Chaque génération, sans doute, se croit vouée à refaire le monde. La mienne sait pourtant qu’elle ne le refera pas. Mais sa tâche est peut-être plus grande. Elle consiste à empêcher que le monde se défasse.
Every generation doubtless feels called upon to remake the world. Even so, mine knows that it will not remake it. But its task is perhaps greater. It consists in preventing the world from being unmade.Albert Camus, Nobel Prize Speech, 10 December 1957, Stockholm City Hall
Albert Camus was probably thinking of the danger of nuclear war when he spoke in 1957. Today, the danger that human activity presents to the global ecosystem comes more readily to mind when I read his words. Camus lived through some very dark times without losing his moral compass or his readiness to do what he could. Just as importantly, he never lost his love of life and its wonders. My admiration for him as a writer and a person grows with the passing years and his courageous hope is a good talisman in uncertain times. I wish all my friends and readers a happy new year and the resources that we all need to make it so.

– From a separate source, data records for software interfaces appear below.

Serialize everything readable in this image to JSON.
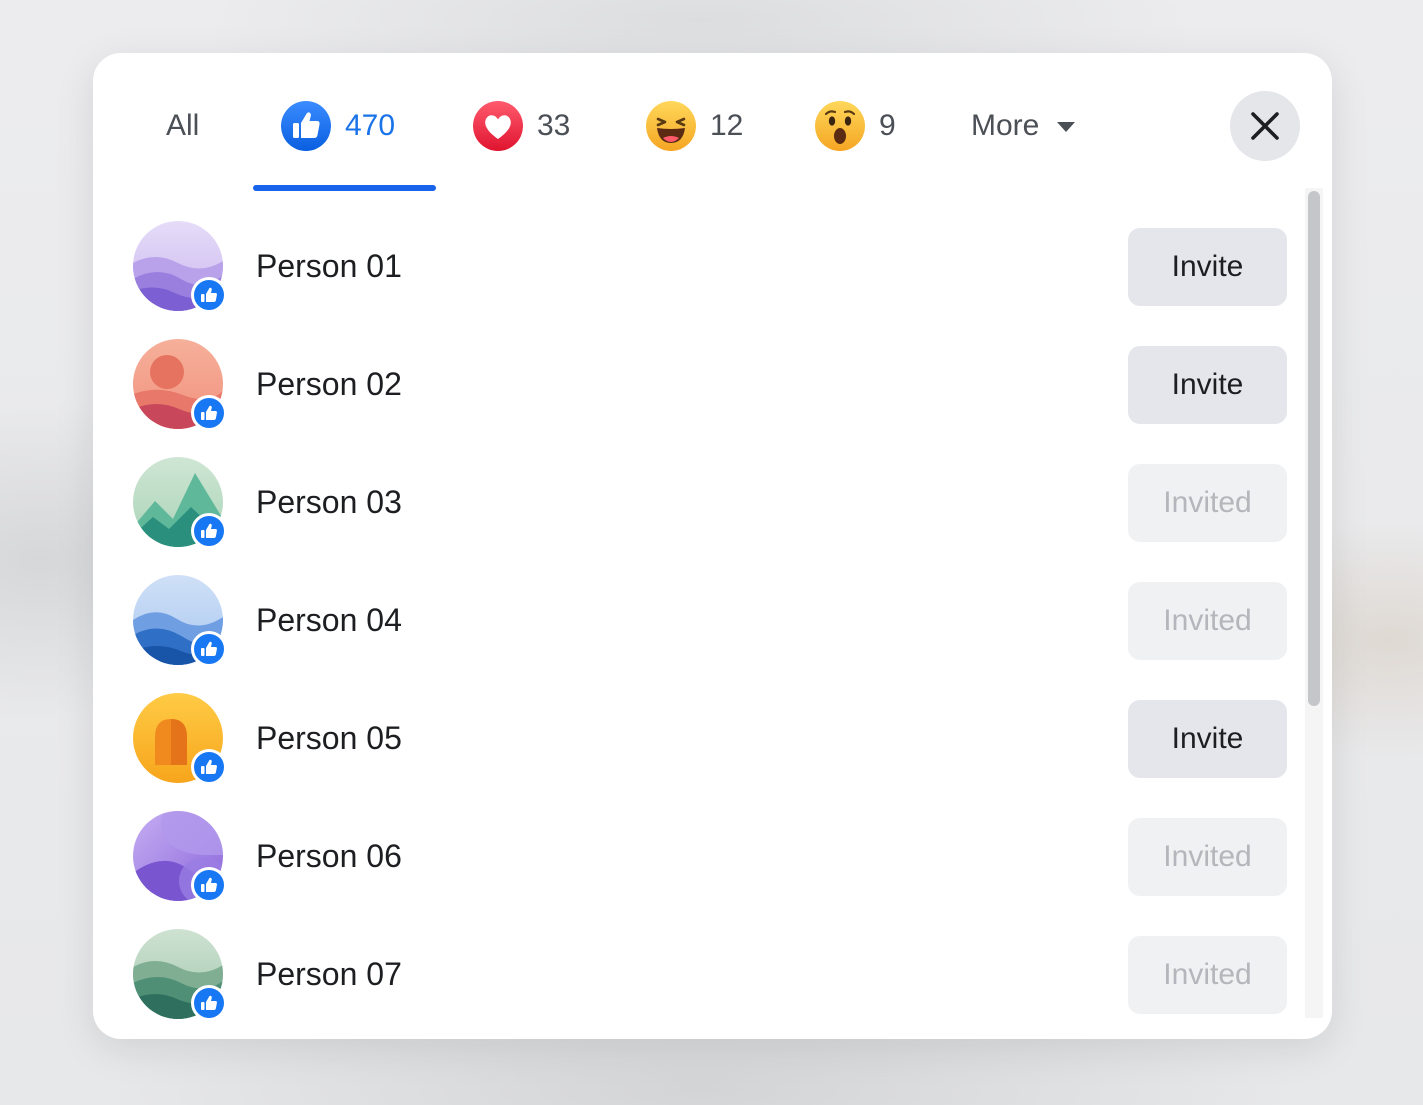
{
  "tabs": [
    {
      "label": "All",
      "icon": null,
      "active": false
    },
    {
      "label": "470",
      "icon": "like-reaction-icon",
      "active": true
    },
    {
      "label": "33",
      "icon": "love-reaction-icon",
      "active": false
    },
    {
      "label": "12",
      "icon": "haha-reaction-icon",
      "active": false
    },
    {
      "label": "9",
      "icon": "wow-reaction-icon",
      "active": false
    },
    {
      "label": "More",
      "icon": "caret-down-icon",
      "active": false
    }
  ],
  "colors": {
    "accent": "#1763ea",
    "like_badge": "#1877f2",
    "invite_bg": "#e4e6eb",
    "invited_bg": "#f0f1f3",
    "invited_text": "#b3b6bb"
  },
  "people": [
    {
      "name": "Person 01",
      "action": "Invite",
      "reaction": "like-badge-icon"
    },
    {
      "name": "Person 02",
      "action": "Invite",
      "reaction": "like-badge-icon"
    },
    {
      "name": "Person 03",
      "action": "Invited",
      "reaction": "like-badge-icon"
    },
    {
      "name": "Person 04",
      "action": "Invited",
      "reaction": "like-badge-icon"
    },
    {
      "name": "Person 05",
      "action": "Invite",
      "reaction": "like-badge-icon"
    },
    {
      "name": "Person 06",
      "action": "Invited",
      "reaction": "like-badge-icon"
    },
    {
      "name": "Person 07",
      "action": "Invited",
      "reaction": "like-badge-icon"
    }
  ]
}
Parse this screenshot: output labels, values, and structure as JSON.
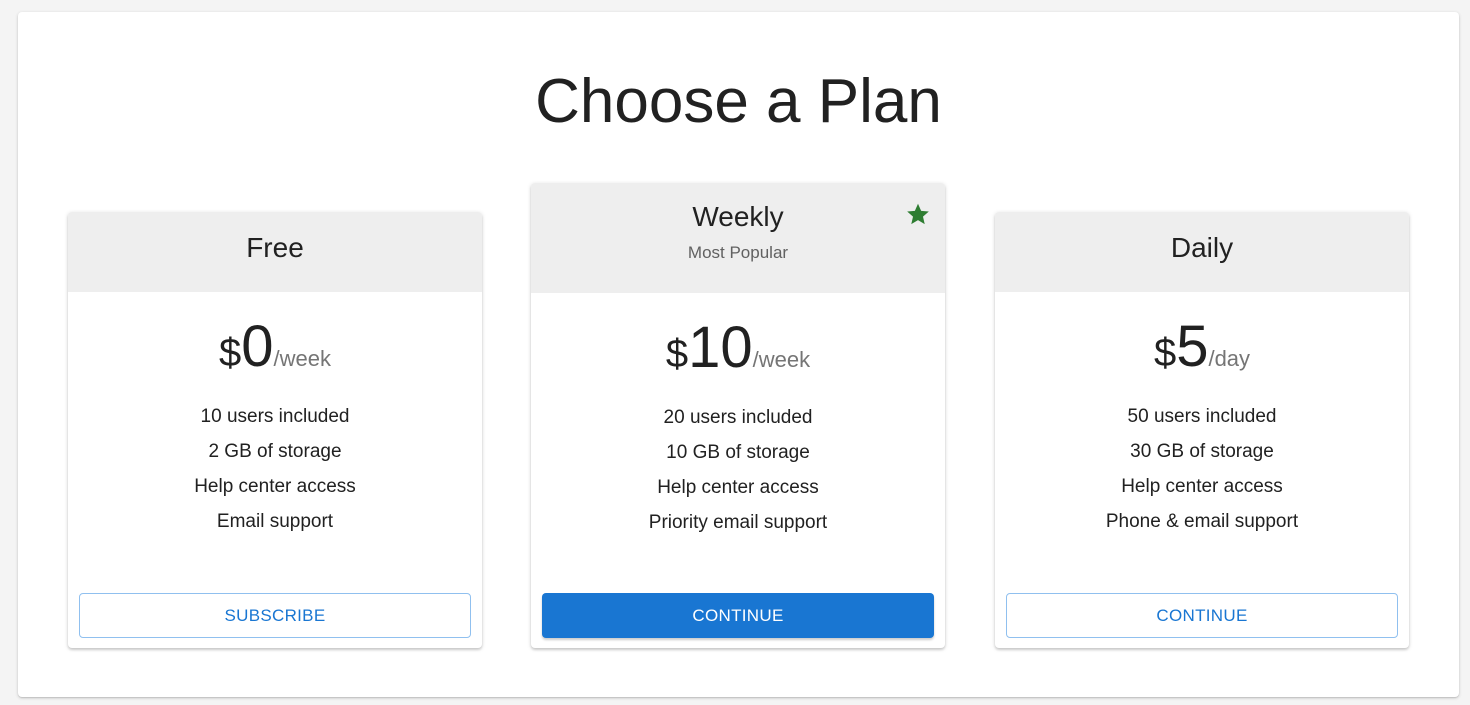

The official English text of Camus’s speech differs a little from my version above, but I wanted to keep his use of ‘remaking’ and ‘unmaking’. The original text, in French and English, is on the Nobel website.